Input for this task:
_____
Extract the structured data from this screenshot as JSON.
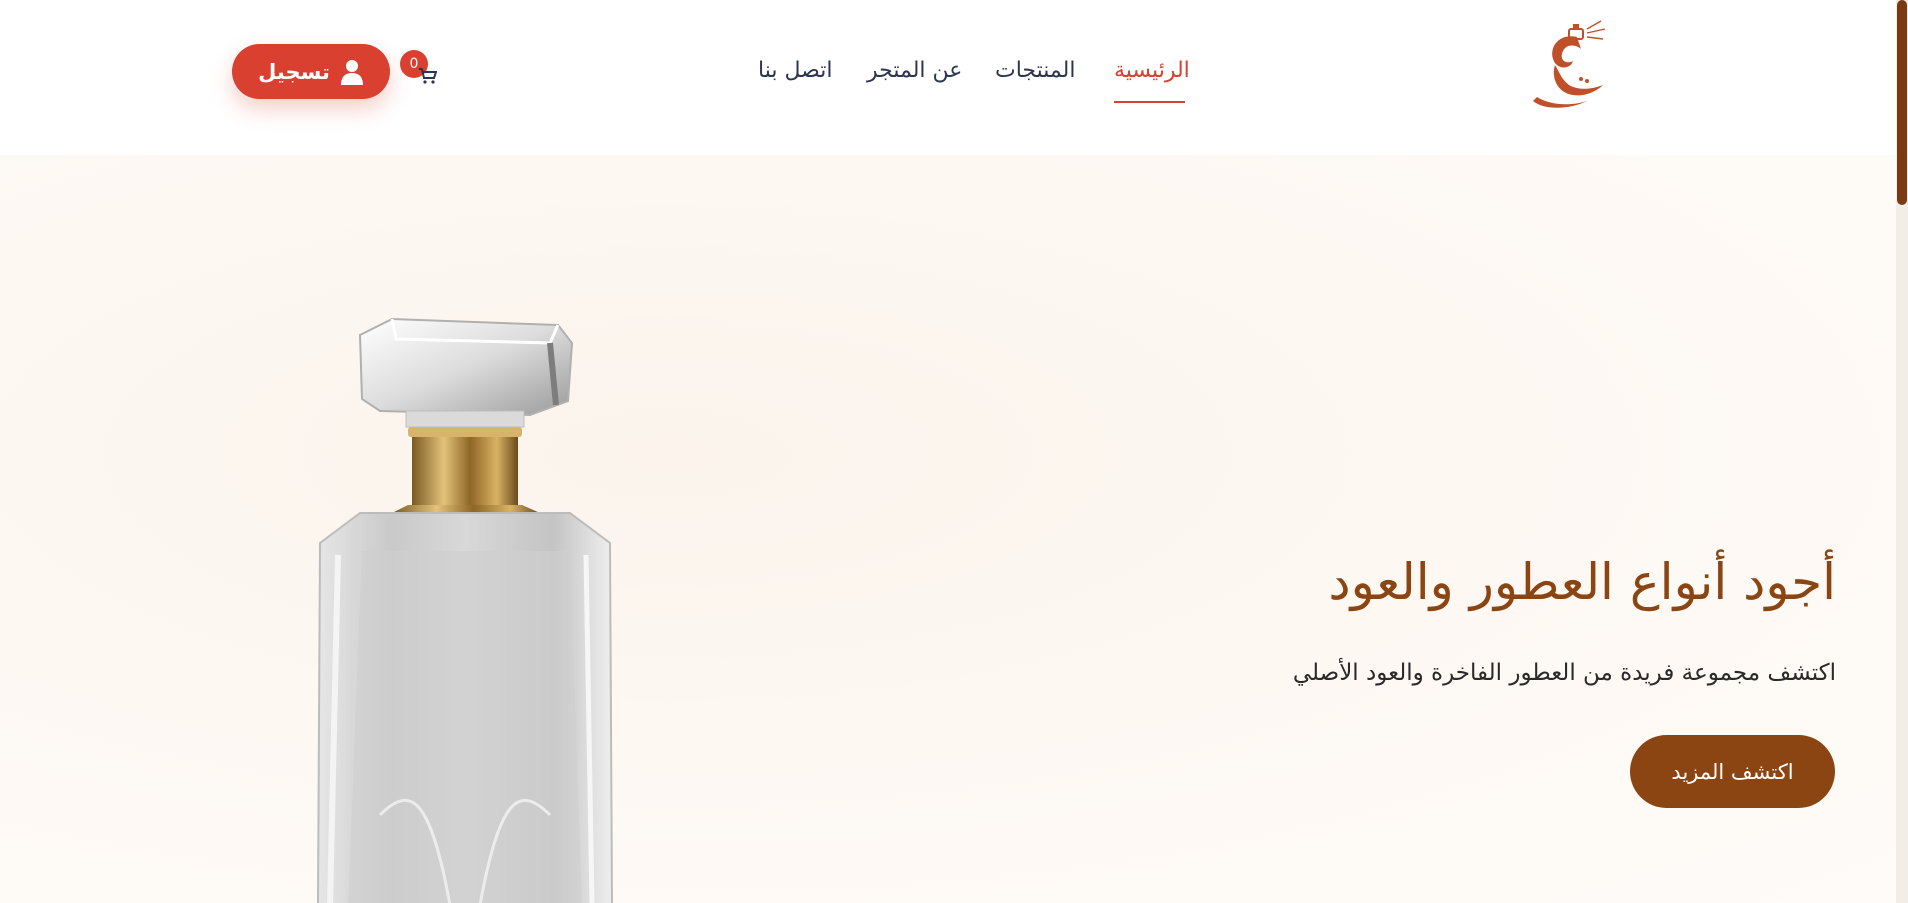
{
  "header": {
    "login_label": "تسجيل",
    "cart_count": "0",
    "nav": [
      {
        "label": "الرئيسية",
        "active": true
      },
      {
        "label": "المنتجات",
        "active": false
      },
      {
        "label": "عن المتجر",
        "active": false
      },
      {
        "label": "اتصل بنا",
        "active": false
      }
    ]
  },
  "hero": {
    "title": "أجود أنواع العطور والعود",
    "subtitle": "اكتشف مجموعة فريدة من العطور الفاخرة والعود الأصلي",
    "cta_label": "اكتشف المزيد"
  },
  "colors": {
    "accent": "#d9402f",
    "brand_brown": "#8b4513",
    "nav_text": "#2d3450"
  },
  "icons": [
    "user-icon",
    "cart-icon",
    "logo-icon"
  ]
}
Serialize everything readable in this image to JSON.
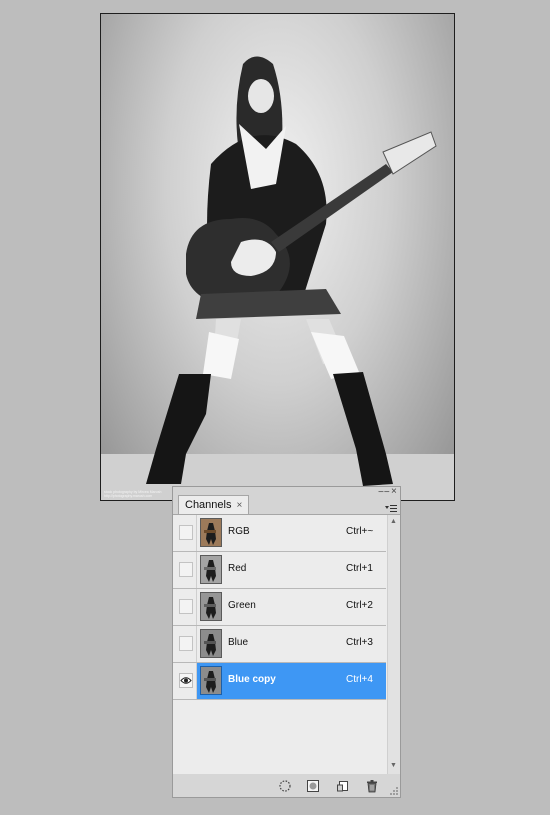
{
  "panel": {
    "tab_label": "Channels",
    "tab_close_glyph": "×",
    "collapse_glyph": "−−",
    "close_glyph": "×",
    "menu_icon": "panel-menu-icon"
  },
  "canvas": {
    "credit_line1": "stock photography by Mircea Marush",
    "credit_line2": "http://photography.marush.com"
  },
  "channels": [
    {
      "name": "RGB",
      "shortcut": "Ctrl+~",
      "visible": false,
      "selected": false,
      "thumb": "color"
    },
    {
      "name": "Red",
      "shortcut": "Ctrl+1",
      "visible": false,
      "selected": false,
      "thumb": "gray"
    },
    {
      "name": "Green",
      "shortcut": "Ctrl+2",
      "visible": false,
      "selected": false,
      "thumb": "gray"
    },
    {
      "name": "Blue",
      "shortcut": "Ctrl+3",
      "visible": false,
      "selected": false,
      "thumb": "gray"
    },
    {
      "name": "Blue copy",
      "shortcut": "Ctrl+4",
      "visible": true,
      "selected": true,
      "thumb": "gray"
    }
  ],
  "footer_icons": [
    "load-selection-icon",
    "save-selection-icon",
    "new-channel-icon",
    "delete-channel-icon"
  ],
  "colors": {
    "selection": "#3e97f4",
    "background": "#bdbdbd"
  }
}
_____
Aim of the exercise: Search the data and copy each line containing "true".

Finished task:
        "active": true
      "visible": true,
      "selected": true,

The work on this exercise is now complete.